Instructions for the task: Work out how many lines in these entries include the string "name", and give only that figure.

(Page and application data records)

# # # # #

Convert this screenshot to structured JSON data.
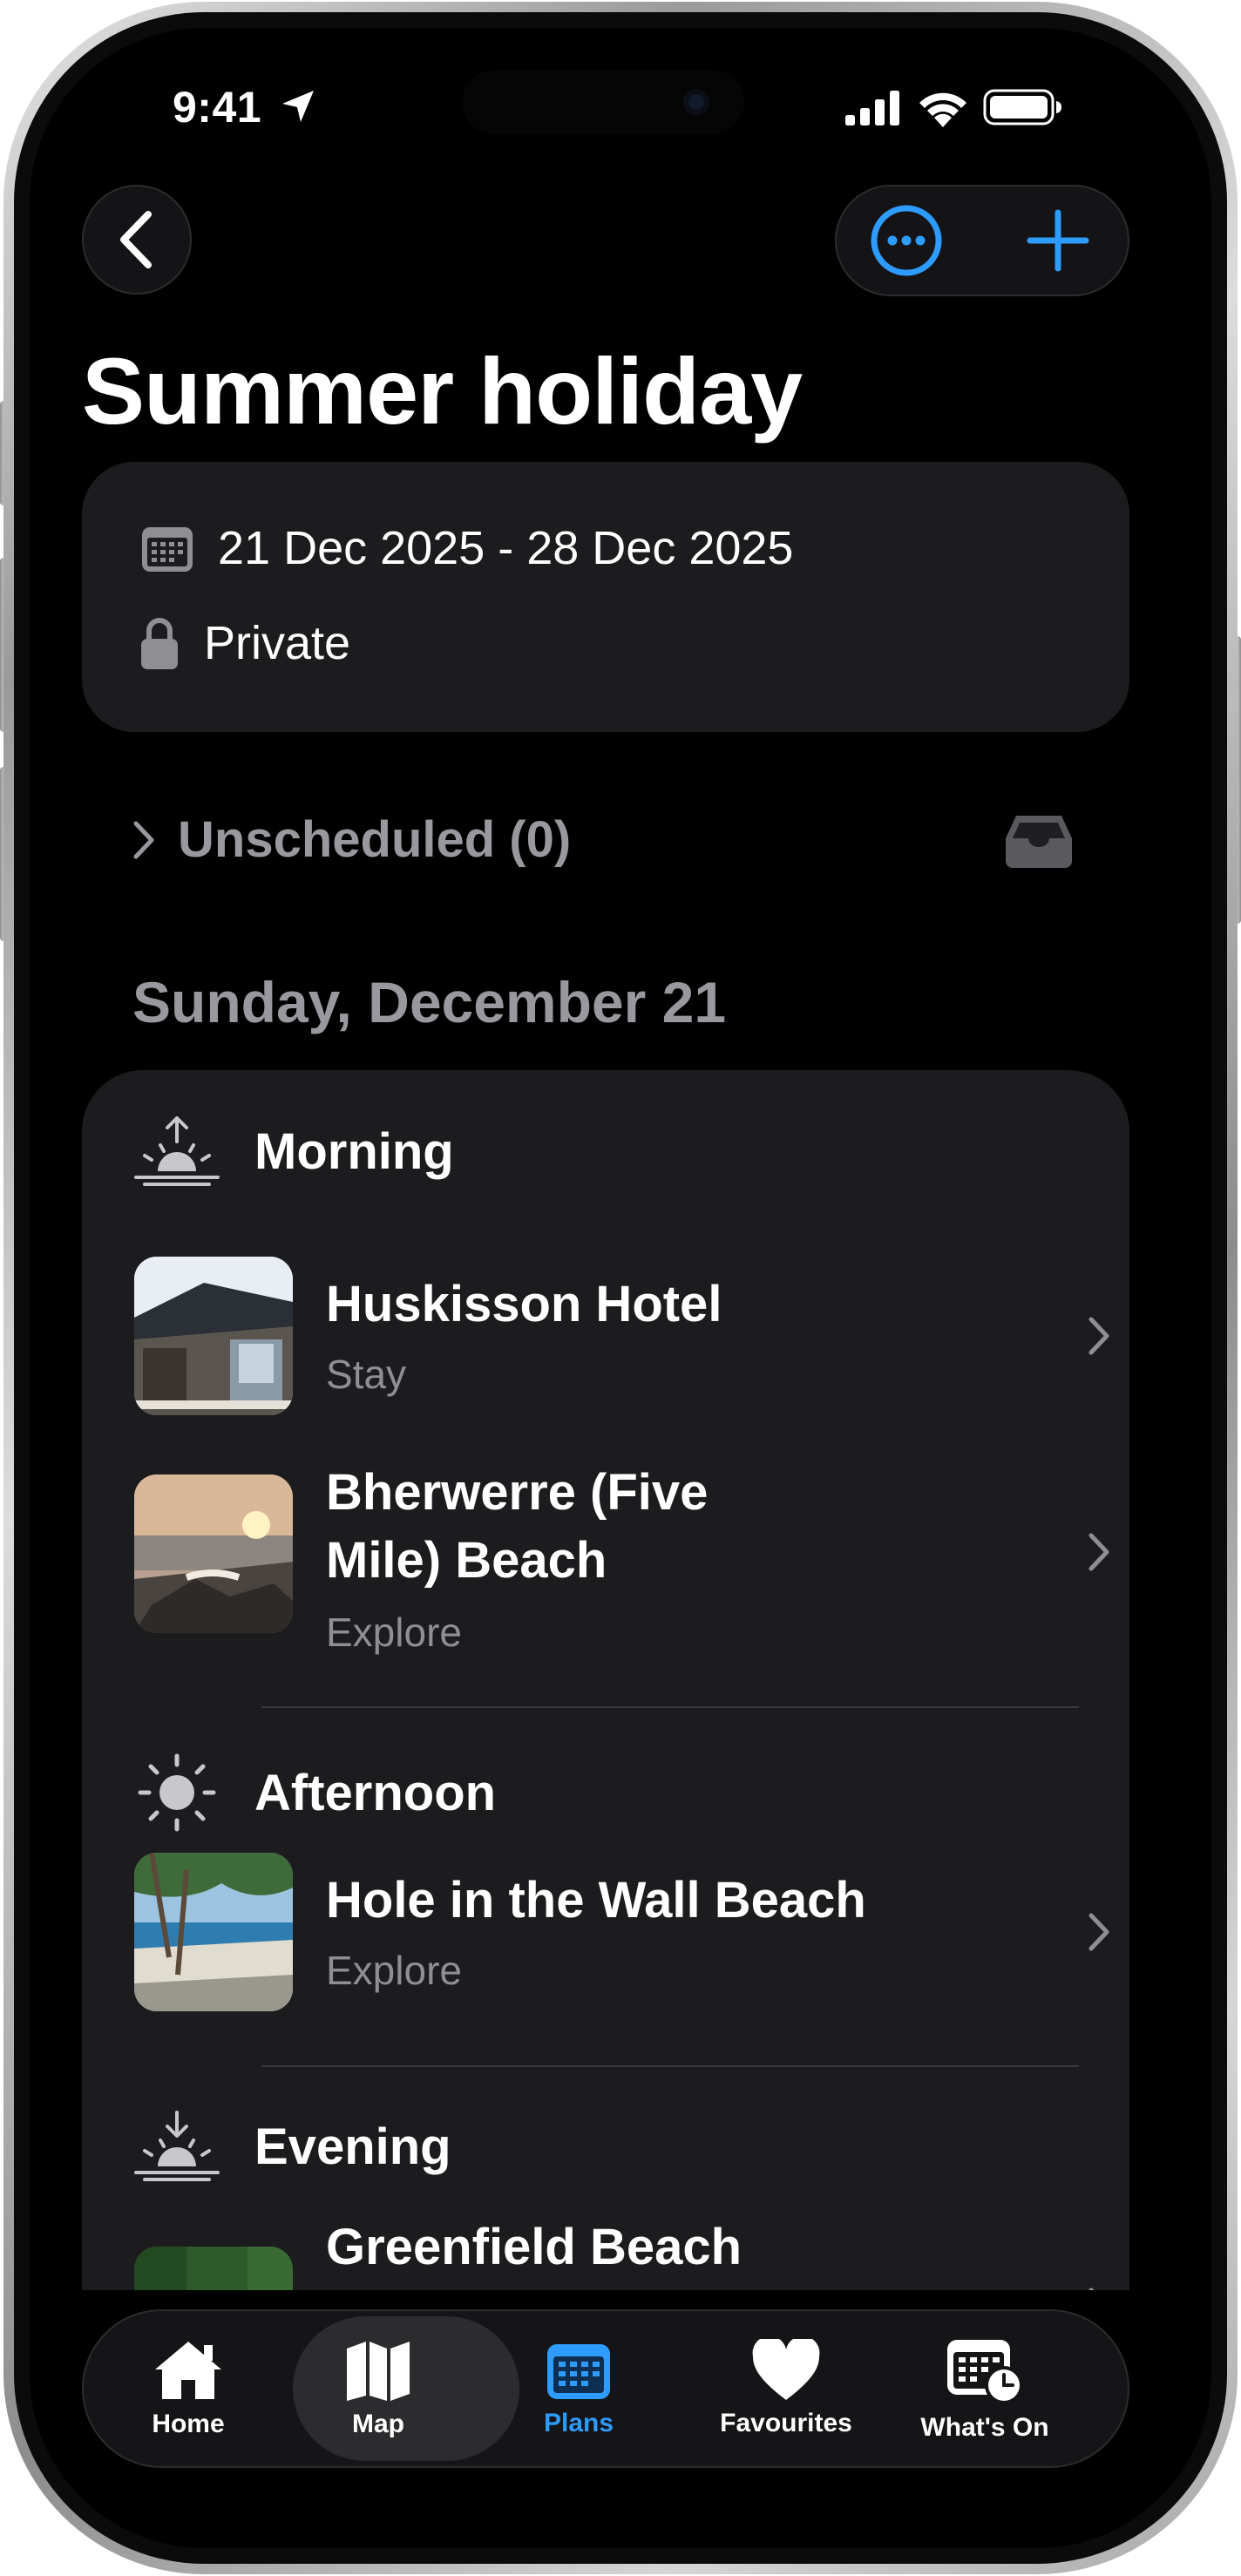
{
  "status_bar": {
    "time": "9:41"
  },
  "header": {
    "back_icon": "chevron-left-icon",
    "more_icon": "ellipsis-circle-icon",
    "add_icon": "plus-icon",
    "title": "Summer holiday"
  },
  "info": {
    "dates": "21 Dec 2025 - 28 Dec 2025",
    "visibility": "Private"
  },
  "unscheduled": {
    "label": "Unscheduled (0)"
  },
  "day": {
    "date_label": "Sunday, December 21",
    "periods": [
      {
        "label": "Morning",
        "icon": "sunrise-icon",
        "items": [
          {
            "name": "Huskisson Hotel",
            "category": "Stay"
          },
          {
            "name": "Bherwerre (Five Mile) Beach",
            "category": "Explore"
          }
        ]
      },
      {
        "label": "Afternoon",
        "icon": "sun-icon",
        "items": [
          {
            "name": "Hole in the Wall Beach",
            "category": "Explore"
          }
        ]
      },
      {
        "label": "Evening",
        "icon": "sunset-icon",
        "items": [
          {
            "name": "Greenfield Beach picnic area",
            "category": ""
          }
        ]
      }
    ]
  },
  "tabbar": {
    "tabs": [
      {
        "label": "Home",
        "icon": "house-icon"
      },
      {
        "label": "Map",
        "icon": "map-icon"
      },
      {
        "label": "Plans",
        "icon": "calendar-icon",
        "active": true
      },
      {
        "label": "Favourites",
        "icon": "heart-icon"
      },
      {
        "label": "What's On",
        "icon": "calendar-clock-icon"
      }
    ]
  },
  "colors": {
    "accent": "#2e9bff",
    "background": "#000000",
    "card": "#1c1c1e",
    "secondary_text": "#8e8e93"
  }
}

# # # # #

Finished task: 4